Tell us about yourself.
My name is Krystal Peartree. I‘m a New York native and currently live in the Parkchester section of the Bronx, but grew up in the Hunts Point neighborhood of the South Bronx. I’ve just started a position at the NYC Department of Environmental Protection as an Analyst of M/WBE Programs. I’ve worked a majority of my career in Community and Economic Development, mostly in marginalized communities like the South Bronx. I’ll be completing my Masters in City and Regional Planning from the Pratt Institute in December 2013.
How did you first get involved in PB, and why?

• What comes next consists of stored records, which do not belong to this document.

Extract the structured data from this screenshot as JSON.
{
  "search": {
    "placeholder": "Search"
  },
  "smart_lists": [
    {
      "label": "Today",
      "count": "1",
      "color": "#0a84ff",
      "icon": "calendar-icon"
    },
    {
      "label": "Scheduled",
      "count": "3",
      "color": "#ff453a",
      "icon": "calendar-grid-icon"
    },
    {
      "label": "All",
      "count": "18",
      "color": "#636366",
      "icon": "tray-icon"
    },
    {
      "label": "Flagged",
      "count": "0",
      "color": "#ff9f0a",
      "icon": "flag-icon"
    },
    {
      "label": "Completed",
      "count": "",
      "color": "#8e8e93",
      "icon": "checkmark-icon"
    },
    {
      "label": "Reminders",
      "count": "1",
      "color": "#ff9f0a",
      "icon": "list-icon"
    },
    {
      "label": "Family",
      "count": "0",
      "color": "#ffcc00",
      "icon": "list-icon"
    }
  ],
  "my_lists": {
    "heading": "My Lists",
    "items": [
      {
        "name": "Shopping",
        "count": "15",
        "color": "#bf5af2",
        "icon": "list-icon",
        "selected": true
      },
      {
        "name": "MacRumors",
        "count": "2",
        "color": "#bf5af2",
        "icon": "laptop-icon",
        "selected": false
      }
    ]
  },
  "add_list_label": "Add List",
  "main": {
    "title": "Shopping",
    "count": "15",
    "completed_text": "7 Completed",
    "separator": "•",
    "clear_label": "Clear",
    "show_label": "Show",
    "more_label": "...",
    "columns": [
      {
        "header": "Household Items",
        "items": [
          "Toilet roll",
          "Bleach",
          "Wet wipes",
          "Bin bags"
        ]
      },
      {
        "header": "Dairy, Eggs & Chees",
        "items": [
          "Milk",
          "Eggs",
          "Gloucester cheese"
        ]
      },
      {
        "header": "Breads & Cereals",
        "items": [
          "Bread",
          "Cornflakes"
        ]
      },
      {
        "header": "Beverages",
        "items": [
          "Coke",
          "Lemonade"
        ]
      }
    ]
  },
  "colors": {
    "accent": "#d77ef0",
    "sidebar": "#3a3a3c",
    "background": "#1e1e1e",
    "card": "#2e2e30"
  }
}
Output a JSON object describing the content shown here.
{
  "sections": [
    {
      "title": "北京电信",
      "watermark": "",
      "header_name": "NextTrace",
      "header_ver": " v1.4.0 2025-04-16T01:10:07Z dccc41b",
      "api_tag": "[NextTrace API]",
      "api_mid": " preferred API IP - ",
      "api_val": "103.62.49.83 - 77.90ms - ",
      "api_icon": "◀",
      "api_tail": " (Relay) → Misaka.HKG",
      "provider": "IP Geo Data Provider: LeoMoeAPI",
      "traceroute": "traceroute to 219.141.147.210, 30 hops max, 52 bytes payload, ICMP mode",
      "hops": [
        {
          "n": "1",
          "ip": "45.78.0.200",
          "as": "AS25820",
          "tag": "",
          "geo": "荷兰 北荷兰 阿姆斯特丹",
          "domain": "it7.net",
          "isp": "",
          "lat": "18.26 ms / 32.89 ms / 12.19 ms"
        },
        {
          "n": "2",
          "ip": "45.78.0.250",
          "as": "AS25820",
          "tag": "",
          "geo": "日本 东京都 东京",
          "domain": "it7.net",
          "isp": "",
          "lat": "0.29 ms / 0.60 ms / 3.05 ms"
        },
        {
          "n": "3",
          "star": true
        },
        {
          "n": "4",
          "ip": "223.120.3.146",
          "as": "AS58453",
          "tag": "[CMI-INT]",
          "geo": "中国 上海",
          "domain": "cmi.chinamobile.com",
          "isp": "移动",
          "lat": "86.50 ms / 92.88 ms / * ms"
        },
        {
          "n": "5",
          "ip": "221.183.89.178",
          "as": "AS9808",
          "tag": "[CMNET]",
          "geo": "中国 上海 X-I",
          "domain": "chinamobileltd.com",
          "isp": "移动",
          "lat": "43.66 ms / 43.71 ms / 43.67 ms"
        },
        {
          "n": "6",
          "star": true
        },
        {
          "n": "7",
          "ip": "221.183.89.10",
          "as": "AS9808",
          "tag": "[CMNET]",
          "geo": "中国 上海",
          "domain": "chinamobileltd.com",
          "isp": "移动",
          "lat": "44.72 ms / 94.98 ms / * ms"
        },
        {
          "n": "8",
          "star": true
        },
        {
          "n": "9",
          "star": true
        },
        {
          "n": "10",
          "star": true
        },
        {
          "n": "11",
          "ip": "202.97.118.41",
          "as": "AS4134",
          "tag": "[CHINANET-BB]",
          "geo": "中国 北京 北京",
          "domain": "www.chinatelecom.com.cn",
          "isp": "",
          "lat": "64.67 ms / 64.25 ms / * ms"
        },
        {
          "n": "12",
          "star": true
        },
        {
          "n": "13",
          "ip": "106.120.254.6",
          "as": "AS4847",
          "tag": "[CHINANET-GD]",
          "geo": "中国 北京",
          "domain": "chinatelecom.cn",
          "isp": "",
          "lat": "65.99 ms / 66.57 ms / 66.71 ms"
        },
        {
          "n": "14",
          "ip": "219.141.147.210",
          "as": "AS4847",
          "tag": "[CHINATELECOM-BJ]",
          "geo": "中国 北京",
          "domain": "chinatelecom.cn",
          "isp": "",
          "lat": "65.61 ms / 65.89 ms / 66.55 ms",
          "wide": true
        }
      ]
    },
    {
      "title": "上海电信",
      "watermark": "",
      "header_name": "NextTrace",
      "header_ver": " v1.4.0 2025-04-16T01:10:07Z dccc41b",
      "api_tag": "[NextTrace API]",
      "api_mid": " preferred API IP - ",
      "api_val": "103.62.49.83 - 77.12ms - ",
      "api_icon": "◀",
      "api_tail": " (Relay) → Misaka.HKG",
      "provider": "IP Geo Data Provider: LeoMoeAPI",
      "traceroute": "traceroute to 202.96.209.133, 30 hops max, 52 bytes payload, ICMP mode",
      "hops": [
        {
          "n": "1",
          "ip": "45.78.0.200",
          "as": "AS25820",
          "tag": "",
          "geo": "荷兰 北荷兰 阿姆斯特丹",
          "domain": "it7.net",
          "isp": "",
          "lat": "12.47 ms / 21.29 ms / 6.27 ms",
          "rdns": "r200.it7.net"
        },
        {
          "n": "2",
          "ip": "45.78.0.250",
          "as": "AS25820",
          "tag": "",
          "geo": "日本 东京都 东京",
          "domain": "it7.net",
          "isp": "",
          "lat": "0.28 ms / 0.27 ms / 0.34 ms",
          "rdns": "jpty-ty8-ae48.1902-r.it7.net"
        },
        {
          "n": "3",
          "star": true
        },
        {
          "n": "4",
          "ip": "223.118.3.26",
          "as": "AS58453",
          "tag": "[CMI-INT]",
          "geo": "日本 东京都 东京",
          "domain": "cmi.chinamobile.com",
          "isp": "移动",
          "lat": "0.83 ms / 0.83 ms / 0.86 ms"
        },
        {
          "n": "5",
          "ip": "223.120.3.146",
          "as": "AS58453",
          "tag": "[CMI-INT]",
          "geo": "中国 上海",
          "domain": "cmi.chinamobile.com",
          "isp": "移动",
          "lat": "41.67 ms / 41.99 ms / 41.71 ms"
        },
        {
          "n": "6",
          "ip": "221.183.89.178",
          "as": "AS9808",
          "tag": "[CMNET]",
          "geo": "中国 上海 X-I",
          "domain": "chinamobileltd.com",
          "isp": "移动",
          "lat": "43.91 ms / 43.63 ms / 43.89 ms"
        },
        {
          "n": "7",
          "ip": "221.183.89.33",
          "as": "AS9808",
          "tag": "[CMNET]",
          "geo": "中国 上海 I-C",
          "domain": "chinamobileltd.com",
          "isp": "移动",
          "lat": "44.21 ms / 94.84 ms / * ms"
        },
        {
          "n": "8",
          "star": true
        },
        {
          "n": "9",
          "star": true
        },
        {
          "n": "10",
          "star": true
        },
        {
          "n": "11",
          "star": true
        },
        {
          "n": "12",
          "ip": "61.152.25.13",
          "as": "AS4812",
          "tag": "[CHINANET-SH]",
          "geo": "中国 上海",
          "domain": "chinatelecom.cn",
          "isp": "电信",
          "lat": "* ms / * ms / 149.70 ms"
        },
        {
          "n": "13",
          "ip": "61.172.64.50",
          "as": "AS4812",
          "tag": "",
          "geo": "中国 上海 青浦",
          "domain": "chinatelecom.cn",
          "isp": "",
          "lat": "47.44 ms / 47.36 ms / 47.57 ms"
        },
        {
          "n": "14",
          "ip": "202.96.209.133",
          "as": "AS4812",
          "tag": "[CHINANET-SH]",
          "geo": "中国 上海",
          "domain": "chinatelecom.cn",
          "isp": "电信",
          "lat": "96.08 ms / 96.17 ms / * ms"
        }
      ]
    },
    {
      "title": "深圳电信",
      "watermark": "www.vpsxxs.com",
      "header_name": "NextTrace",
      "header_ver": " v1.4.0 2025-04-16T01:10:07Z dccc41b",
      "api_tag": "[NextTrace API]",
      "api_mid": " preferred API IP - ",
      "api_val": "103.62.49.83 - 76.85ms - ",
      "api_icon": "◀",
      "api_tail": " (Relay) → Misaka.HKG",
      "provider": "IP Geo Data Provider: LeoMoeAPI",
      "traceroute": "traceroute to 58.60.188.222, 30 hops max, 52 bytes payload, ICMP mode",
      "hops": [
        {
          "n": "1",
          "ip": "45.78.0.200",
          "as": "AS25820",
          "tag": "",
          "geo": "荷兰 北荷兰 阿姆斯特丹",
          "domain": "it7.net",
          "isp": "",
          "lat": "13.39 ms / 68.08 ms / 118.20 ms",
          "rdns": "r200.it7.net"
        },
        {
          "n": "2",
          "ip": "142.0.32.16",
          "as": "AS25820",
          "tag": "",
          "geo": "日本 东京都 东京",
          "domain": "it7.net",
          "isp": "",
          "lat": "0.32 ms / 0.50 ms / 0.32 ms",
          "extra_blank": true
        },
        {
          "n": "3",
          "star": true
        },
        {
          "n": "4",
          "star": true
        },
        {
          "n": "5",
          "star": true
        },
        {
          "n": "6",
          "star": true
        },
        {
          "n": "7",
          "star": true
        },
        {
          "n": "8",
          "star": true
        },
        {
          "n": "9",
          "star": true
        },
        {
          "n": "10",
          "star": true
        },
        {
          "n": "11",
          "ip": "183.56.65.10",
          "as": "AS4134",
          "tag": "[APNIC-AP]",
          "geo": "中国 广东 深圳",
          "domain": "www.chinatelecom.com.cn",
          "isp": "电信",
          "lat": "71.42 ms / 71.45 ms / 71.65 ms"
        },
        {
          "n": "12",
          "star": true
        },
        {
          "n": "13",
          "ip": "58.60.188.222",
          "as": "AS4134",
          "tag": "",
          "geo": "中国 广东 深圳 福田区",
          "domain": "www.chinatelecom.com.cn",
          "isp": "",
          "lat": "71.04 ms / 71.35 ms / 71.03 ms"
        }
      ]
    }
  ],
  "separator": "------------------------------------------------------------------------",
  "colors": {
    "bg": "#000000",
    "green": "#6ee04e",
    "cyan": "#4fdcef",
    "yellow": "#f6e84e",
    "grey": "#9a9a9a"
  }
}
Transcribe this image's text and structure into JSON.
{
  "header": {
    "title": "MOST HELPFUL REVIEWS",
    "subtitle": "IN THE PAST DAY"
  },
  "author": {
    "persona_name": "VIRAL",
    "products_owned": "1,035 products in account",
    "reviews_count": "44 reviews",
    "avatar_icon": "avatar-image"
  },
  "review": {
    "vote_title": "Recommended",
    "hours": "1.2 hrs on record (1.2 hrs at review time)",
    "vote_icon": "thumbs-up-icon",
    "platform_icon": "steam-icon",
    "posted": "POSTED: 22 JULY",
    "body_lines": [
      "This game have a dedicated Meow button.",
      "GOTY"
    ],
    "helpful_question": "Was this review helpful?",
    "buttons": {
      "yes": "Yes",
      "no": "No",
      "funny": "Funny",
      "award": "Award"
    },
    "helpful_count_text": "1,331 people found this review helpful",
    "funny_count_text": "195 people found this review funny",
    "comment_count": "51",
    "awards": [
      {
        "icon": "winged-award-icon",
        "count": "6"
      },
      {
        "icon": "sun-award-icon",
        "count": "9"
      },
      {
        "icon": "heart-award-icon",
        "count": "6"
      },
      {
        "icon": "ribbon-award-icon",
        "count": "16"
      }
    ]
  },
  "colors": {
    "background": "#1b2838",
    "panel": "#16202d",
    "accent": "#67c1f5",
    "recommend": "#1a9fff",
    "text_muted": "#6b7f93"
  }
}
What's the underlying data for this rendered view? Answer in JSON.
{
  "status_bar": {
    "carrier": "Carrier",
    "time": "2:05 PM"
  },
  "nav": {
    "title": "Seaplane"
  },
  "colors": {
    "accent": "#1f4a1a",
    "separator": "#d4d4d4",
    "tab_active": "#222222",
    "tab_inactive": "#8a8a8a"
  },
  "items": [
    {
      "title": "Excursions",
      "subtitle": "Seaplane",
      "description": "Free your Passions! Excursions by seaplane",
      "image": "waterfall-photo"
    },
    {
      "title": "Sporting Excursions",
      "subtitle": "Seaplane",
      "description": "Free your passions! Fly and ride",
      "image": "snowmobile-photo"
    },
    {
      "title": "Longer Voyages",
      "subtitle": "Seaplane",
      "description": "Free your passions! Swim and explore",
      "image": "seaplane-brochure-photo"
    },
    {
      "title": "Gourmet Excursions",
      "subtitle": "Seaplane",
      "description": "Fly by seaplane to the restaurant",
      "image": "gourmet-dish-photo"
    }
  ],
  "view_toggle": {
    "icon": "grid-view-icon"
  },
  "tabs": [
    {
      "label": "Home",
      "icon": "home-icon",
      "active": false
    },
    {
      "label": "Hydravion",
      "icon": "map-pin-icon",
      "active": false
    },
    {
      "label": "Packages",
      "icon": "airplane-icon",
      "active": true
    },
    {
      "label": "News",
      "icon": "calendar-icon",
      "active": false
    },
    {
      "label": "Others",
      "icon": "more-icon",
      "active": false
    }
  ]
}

I first became involved in PB back in October 2012 when I volunteered as a delegate with NYC Council District 8. Although I wasn’t a typical constituent of the district because I didn’t live or work in the district, civic engagement processes that give the decision making power back to the people have always been somewhat of an interest to me since I was a child. I got involved simply because it matters.
Being able to make people aware of the power in numbers and the power in community is major.
What did you end up doing in the PB process?
I worked for months as a delegate on the Parks Committee, from which one of the winning projects hailed (Jefferson Park Renovations). Specifically, I toured a number of sites that were suggested during the neighborhood assemblies and developed two project proposals, one of which was for a park in the Mott Haven area of the Bronx. This was important to me because there were not many projects geographically located in the Bronx, and although I don’t live in Mott Haven, it felt good to be giving back to my community in a broader sense. I also volunteered during voting week where I registered hundreds of PB voters.
What most surprised you about your experience with PB?
Over the years, with my interest and line of work, I’ve experienced and participated in numerous community engagement efforts, all in regards to very passionate issues such as education reform and environmental justice that specifically affect communities of color. What made my experience with PB different was really me developing a long term commitment to the cause and to the process.
My “ah-ha” moment came to me when I attended the Annual Participatory Budgeting Conference in Chicago back in May 2013. It wasn’t until then at the conference, where I met people from all over the world, that I realized how huge this thing (PB) really was! And it made me even more excited and passionate about it all.
What were the biggest impacts of PB on the community? On you as a person?
I believe the biggest impact PB had on the community was gaining a greater sense of awareness. Being able to make people aware of the power in numbers and the power in community is major.
– December 2013